I should have called this post the risks of German power, but alas…here is an interesting look at the risks from harnessing the unlimited yet variable input of wind:
In 2006, when wind farms were few and far between, coal, gas and nuclear power plants produced just the amount of energy needed in eastern Germany at the time, but also created large amounts of nuclear waste and carbon dioxide emissions. The system was relatively stable. One average, engineers took action to stabilize the eastern German grid roughly 80 times a year.
Today, as the amount of electricity generated by the region’s 8,000 wind turbines rises and falls by the hour, engineers have to intervene every second day to maintain network stability.
Germans are now pushing so much power from wind through their system that it is in danger of overload. One new and different thing about wind (like solar) is that its variable rate of input means storage is important and a sensible way to convert it to a constant output. With petroleum it is stored and then converted into output, using storage to manage flow rates, but unfortunately a method of storing wind energy has not been engineered yet.
The article points out that petroleum power plants are instead supposed to be shutdown and give priority to wind during surges. That, of course, doesn’t happen because it puts the grid at a higher risk of variability and control issues (operational cost?) so they instead try to export their overproduction, which puts the grid at a higher risk of overload.
Although large high-energy long-life batteries are still considered so toxic that only the military is allowed to use them…what eastern Germany could do is create the equivalent of barrels of wind energy for consumers. That would give them the option to store or export energy just like with petroleum. Maybe it could take the form of hundreds of thousands stored energy blocks (batteries) hot-swappable into electric transportation, especially bikes.
Imagine riding across town and then pulling in to a grid/battery station and swapping out for a fresh charge.
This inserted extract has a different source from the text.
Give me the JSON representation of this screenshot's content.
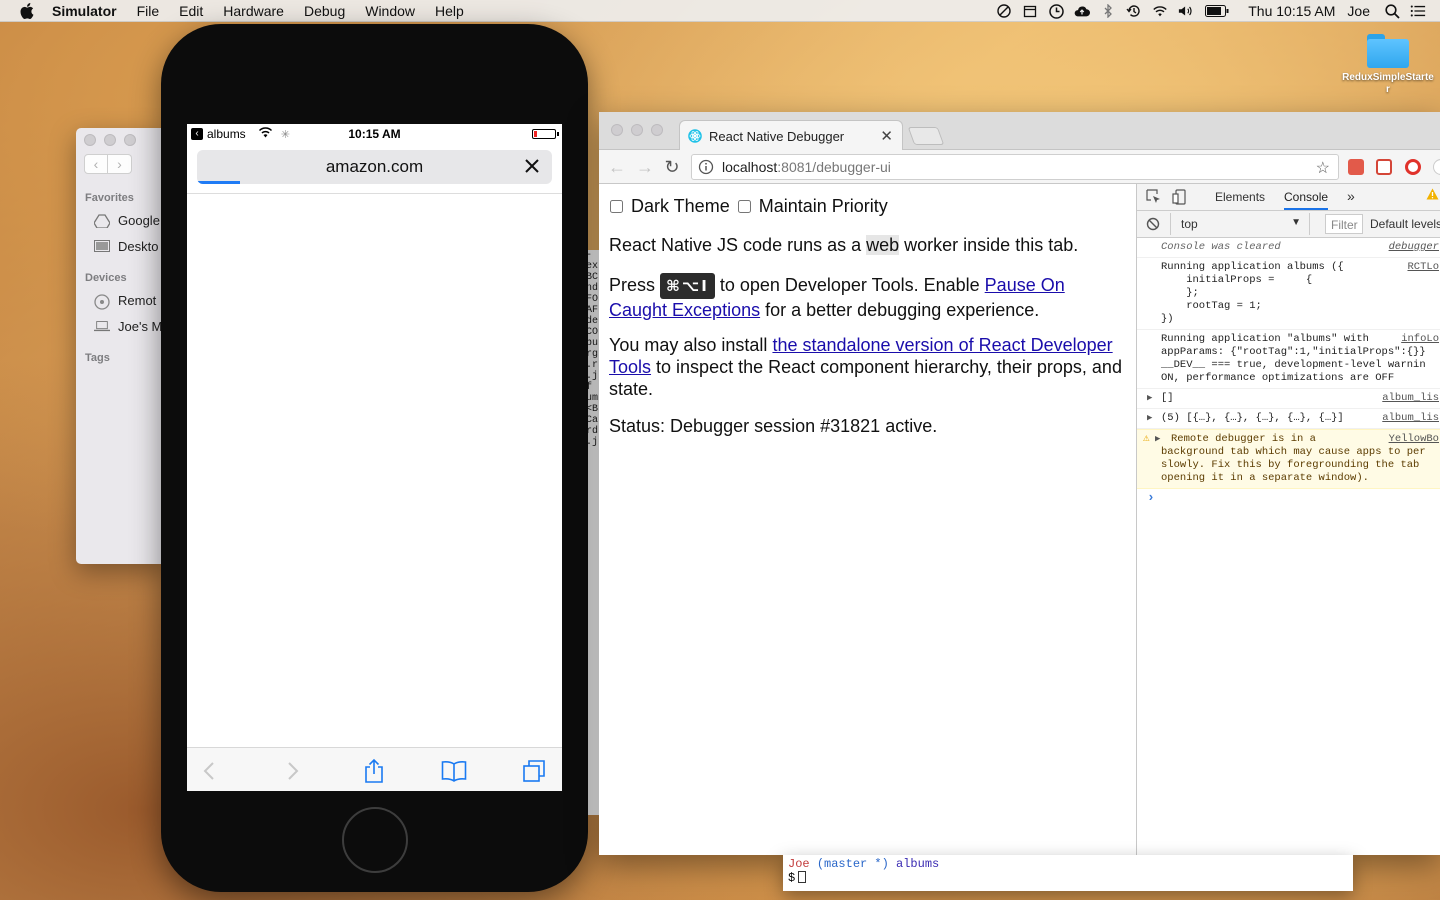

Storage problem solved, excess power problem solved, a more viable electric transportation market (longer range, faster recharge), with exports options still open and to an even wider market.
Maybe it’s just me, but the Deutsche Welle graphic of German power seems a little historically insensitive: